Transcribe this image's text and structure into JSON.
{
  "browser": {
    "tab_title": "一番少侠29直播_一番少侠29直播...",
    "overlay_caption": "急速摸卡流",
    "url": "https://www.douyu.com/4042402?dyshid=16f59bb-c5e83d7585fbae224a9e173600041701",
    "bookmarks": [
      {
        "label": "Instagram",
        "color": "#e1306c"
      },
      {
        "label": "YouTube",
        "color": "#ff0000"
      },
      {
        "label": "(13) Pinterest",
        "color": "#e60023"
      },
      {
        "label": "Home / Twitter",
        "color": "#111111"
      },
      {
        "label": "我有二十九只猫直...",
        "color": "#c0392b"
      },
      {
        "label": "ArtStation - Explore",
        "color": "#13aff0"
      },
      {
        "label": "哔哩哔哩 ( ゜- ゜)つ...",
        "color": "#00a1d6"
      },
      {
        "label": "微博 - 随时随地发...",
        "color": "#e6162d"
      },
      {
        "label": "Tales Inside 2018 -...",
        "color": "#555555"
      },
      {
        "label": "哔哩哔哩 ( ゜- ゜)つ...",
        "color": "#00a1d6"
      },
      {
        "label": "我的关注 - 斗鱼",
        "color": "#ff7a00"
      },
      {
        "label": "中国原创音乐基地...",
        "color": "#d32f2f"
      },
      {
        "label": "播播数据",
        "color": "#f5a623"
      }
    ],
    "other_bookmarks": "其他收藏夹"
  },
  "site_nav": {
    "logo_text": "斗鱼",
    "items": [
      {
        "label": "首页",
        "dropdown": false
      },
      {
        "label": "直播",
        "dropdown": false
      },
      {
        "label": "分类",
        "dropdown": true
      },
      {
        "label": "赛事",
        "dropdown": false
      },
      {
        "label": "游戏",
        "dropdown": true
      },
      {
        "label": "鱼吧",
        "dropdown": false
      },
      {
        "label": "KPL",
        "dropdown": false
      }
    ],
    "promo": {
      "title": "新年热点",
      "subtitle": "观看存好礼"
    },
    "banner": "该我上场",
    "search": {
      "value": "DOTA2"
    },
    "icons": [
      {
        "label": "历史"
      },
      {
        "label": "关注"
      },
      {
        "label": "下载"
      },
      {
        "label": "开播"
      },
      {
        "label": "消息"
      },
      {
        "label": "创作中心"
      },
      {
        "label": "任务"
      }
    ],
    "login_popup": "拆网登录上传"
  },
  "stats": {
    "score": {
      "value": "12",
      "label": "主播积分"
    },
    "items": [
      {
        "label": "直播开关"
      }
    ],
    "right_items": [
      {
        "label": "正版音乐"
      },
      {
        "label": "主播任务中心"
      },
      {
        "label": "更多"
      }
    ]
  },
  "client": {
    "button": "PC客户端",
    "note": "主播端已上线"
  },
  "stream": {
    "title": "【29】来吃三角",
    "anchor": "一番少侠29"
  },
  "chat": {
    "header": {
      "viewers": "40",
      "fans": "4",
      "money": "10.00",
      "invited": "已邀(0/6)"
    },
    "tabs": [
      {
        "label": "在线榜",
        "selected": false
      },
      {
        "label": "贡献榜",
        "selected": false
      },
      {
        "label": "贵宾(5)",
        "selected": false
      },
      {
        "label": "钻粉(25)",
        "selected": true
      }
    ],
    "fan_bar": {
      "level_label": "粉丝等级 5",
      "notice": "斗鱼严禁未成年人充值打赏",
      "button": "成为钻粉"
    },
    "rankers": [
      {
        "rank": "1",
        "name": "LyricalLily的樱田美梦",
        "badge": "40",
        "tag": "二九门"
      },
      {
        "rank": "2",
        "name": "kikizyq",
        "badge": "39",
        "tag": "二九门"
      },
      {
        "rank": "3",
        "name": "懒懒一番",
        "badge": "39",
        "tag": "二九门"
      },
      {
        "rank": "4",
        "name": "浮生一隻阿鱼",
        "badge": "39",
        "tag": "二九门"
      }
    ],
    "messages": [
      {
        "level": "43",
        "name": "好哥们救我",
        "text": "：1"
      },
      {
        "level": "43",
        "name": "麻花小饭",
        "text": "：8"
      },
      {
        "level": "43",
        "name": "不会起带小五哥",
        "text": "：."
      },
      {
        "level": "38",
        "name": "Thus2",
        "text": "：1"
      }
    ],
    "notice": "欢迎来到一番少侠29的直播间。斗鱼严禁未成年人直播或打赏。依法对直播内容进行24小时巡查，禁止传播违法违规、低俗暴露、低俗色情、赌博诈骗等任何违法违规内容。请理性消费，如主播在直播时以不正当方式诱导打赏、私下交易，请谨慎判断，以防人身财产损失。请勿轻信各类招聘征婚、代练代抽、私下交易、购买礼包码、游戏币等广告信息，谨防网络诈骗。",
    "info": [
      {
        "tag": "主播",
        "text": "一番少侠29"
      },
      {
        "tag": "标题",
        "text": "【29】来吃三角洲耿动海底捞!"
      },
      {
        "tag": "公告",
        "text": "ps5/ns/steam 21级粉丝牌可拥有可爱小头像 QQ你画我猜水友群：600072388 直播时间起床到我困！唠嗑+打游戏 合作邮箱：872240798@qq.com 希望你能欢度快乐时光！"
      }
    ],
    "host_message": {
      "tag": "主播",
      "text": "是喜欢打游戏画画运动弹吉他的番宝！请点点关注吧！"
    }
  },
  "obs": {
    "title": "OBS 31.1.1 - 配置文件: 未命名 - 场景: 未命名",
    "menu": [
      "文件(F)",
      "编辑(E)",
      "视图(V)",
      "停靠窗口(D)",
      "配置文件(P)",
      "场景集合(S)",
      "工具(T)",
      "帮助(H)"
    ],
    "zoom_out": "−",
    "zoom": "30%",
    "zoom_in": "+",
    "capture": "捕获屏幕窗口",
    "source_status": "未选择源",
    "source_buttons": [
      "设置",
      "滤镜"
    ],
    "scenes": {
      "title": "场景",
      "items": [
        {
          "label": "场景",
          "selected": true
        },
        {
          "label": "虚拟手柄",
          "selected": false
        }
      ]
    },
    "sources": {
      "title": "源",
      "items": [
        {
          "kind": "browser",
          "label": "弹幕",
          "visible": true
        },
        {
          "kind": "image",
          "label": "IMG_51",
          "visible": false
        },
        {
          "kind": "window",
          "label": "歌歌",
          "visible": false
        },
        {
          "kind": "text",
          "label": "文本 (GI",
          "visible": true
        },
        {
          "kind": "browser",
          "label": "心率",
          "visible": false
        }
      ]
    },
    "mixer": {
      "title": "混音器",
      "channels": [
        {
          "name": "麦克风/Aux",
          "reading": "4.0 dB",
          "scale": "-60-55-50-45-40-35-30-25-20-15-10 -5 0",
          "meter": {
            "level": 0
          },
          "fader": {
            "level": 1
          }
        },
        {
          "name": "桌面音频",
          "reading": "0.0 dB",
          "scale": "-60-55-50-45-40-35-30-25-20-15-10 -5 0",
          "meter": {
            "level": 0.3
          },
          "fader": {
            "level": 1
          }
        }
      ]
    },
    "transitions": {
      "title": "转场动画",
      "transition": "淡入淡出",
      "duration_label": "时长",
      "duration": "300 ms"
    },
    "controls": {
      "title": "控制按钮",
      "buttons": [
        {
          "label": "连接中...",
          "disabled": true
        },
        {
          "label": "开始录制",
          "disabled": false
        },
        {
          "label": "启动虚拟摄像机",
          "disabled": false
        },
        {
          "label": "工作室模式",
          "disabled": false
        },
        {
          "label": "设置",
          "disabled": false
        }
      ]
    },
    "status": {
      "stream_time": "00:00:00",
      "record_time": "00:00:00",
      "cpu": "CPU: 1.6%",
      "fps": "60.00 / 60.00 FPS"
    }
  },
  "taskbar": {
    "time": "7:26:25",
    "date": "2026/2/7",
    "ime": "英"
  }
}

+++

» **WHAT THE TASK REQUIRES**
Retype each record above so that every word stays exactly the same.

» **TASK RESULT**
Transcribe this image's text and structure into JSON.
{
  "browser": {
    "tab_title": "一番少侠29直播_一番少侠29直播...",
    "overlay_caption": "急速摸卡流",
    "url": "https://www.douyu.com/4042402?dyshid=16f59bb-c5e83d7585fbae224a9e173600041701",
    "bookmarks": [
      {
        "label": "Instagram",
        "color": "#e1306c"
      },
      {
        "label": "YouTube",
        "color": "#ff0000"
      },
      {
        "label": "(13) Pinterest",
        "color": "#e60023"
      },
      {
        "label": "Home / Twitter",
        "color": "#111111"
      },
      {
        "label": "我有二十九只猫直...",
        "color": "#c0392b"
      },
      {
        "label": "ArtStation - Explore",
        "color": "#13aff0"
      },
      {
        "label": "哔哩哔哩 ( ゜- ゜)つ...",
        "color": "#00a1d6"
      },
      {
        "label": "微博 - 随时随地发...",
        "color": "#e6162d"
      },
      {
        "label": "Tales Inside 2018 -...",
        "color": "#555555"
      },
      {
        "label": "哔哩哔哩 ( ゜- ゜)つ...",
        "color": "#00a1d6"
      },
      {
        "label": "我的关注 - 斗鱼",
        "color": "#ff7a00"
      },
      {
        "label": "中国原创音乐基地...",
        "color": "#d32f2f"
      },
      {
        "label": "播播数据",
        "color": "#f5a623"
      }
    ],
    "other_bookmarks": "其他收藏夹"
  },
  "site_nav": {
    "logo_text": "斗鱼",
    "items": [
      {
        "label": "首页",
        "dropdown": false
      },
      {
        "label": "直播",
        "dropdown": false
      },
      {
        "label": "分类",
        "dropdown": true
      },
      {
        "label": "赛事",
        "dropdown": false
      },
      {
        "label": "游戏",
        "dropdown": true
      },
      {
        "label": "鱼吧",
        "dropdown": false
      },
      {
        "label": "KPL",
        "dropdown": false
      }
    ],
    "promo": {
      "title": "新年热点",
      "subtitle": "观看存好礼"
    },
    "banner": "该我上场",
    "search": {
      "value": "DOTA2"
    },
    "icons": [
      {
        "label": "历史"
      },
      {
        "label": "关注"
      },
      {
        "label": "下载"
      },
      {
        "label": "开播"
      },
      {
        "label": "消息"
      },
      {
        "label": "创作中心"
      },
      {
        "label": "任务"
      }
    ],
    "login_popup": "拆网登录上传"
  },
  "stats": {
    "score": {
      "value": "12",
      "label": "主播积分"
    },
    "items": [
      {
        "label": "直播开关"
      }
    ],
    "right_items": [
      {
        "label": "正版音乐"
      },
      {
        "label": "主播任务中心"
      },
      {
        "label": "更多"
      }
    ]
  },
  "client": {
    "button": "PC客户端",
    "note": "主播端已上线"
  },
  "stream": {
    "title": "【29】来吃三角",
    "anchor": "一番少侠29"
  },
  "chat": {
    "header": {
      "viewers": "40",
      "fans": "4",
      "money": "10.00",
      "invited": "已邀(0/6)"
    },
    "tabs": [
      {
        "label": "在线榜",
        "selected": false
      },
      {
        "label": "贡献榜",
        "selected": false
      },
      {
        "label": "贵宾(5)",
        "selected": false
      },
      {
        "label": "钻粉(25)",
        "selected": true
      }
    ],
    "fan_bar": {
      "level_label": "粉丝等级 5",
      "notice": "斗鱼严禁未成年人充值打赏",
      "button": "成为钻粉"
    },
    "rankers": [
      {
        "rank": "1",
        "name": "LyricalLily的樱田美梦",
        "badge": "40",
        "tag": "二九门"
      },
      {
        "rank": "2",
        "name": "kikizyq",
        "badge": "39",
        "tag": "二九门"
      },
      {
        "rank": "3",
        "name": "懒懒一番",
        "badge": "39",
        "tag": "二九门"
      },
      {
        "rank": "4",
        "name": "浮生一隻阿鱼",
        "badge": "39",
        "tag": "二九门"
      }
    ],
    "messages": [
      {
        "level": "43",
        "name": "好哥们救我",
        "text": "：1"
      },
      {
        "level": "43",
        "name": "麻花小饭",
        "text": "：8"
      },
      {
        "level": "43",
        "name": "不会起带小五哥",
        "text": "：."
      },
      {
        "level": "38",
        "name": "Thus2",
        "text": "：1"
      }
    ],
    "notice": "欢迎来到一番少侠29的直播间。斗鱼严禁未成年人直播或打赏。依法对直播内容进行24小时巡查，禁止传播违法违规、低俗暴露、低俗色情、赌博诈骗等任何违法违规内容。请理性消费，如主播在直播时以不正当方式诱导打赏、私下交易，请谨慎判断，以防人身财产损失。请勿轻信各类招聘征婚、代练代抽、私下交易、购买礼包码、游戏币等广告信息，谨防网络诈骗。",
    "info": [
      {
        "tag": "主播",
        "text": "一番少侠29"
      },
      {
        "tag": "标题",
        "text": "【29】来吃三角洲耿动海底捞!"
      },
      {
        "tag": "公告",
        "text": "ps5/ns/steam 21级粉丝牌可拥有可爱小头像 QQ你画我猜水友群：600072388 直播时间起床到我困！唠嗑+打游戏 合作邮箱：872240798@qq.com 希望你能欢度快乐时光！"
      }
    ],
    "host_message": {
      "tag": "主播",
      "text": "是喜欢打游戏画画运动弹吉他的番宝！请点点关注吧！"
    }
  },
  "obs": {
    "title": "OBS 31.1.1 - 配置文件: 未命名 - 场景: 未命名",
    "menu": [
      "文件(F)",
      "编辑(E)",
      "视图(V)",
      "停靠窗口(D)",
      "配置文件(P)",
      "场景集合(S)",
      "工具(T)",
      "帮助(H)"
    ],
    "zoom_out": "−",
    "zoom": "30%",
    "zoom_in": "+",
    "capture": "捕获屏幕窗口",
    "source_status": "未选择源",
    "source_buttons": [
      "设置",
      "滤镜"
    ],
    "scenes": {
      "title": "场景",
      "items": [
        {
          "label": "场景",
          "selected": true
        },
        {
          "label": "虚拟手柄",
          "selected": false
        }
      ]
    },
    "sources": {
      "title": "源",
      "items": [
        {
          "kind": "browser",
          "label": "弹幕",
          "visible": true
        },
        {
          "kind": "image",
          "label": "IMG_51",
          "visible": false
        },
        {
          "kind": "window",
          "label": "歌歌",
          "visible": false
        },
        {
          "kind": "text",
          "label": "文本 (GI",
          "visible": true
        },
        {
          "kind": "browser",
          "label": "心率",
          "visible": false
        }
      ]
    },
    "mixer": {
      "title": "混音器",
      "channels": [
        {
          "name": "麦克风/Aux",
          "reading": "4.0 dB",
          "scale": "-60-55-50-45-40-35-30-25-20-15-10 -5 0",
          "meter": {
            "level": 0
          },
          "fader": {
            "level": 1
          }
        },
        {
          "name": "桌面音频",
          "reading": "0.0 dB",
          "scale": "-60-55-50-45-40-35-30-25-20-15-10 -5 0",
          "meter": {
            "level": 0.3
          },
          "fader": {
            "level": 1
          }
        }
      ]
    },
    "transitions": {
      "title": "转场动画",
      "transition": "淡入淡出",
      "duration_label": "时长",
      "duration": "300 ms"
    },
    "controls": {
      "title": "控制按钮",
      "buttons": [
        {
          "label": "连接中...",
          "disabled": true
        },
        {
          "label": "开始录制",
          "disabled": false
        },
        {
          "label": "启动虚拟摄像机",
          "disabled": false
        },
        {
          "label": "工作室模式",
          "disabled": false
        },
        {
          "label": "设置",
          "disabled": false
        }
      ]
    },
    "status": {
      "stream_time": "00:00:00",
      "record_time": "00:00:00",
      "cpu": "CPU: 1.6%",
      "fps": "60.00 / 60.00 FPS"
    }
  },
  "taskbar": {
    "time": "7:26:25",
    "date": "2026/2/7",
    "ime": "英"
  }
}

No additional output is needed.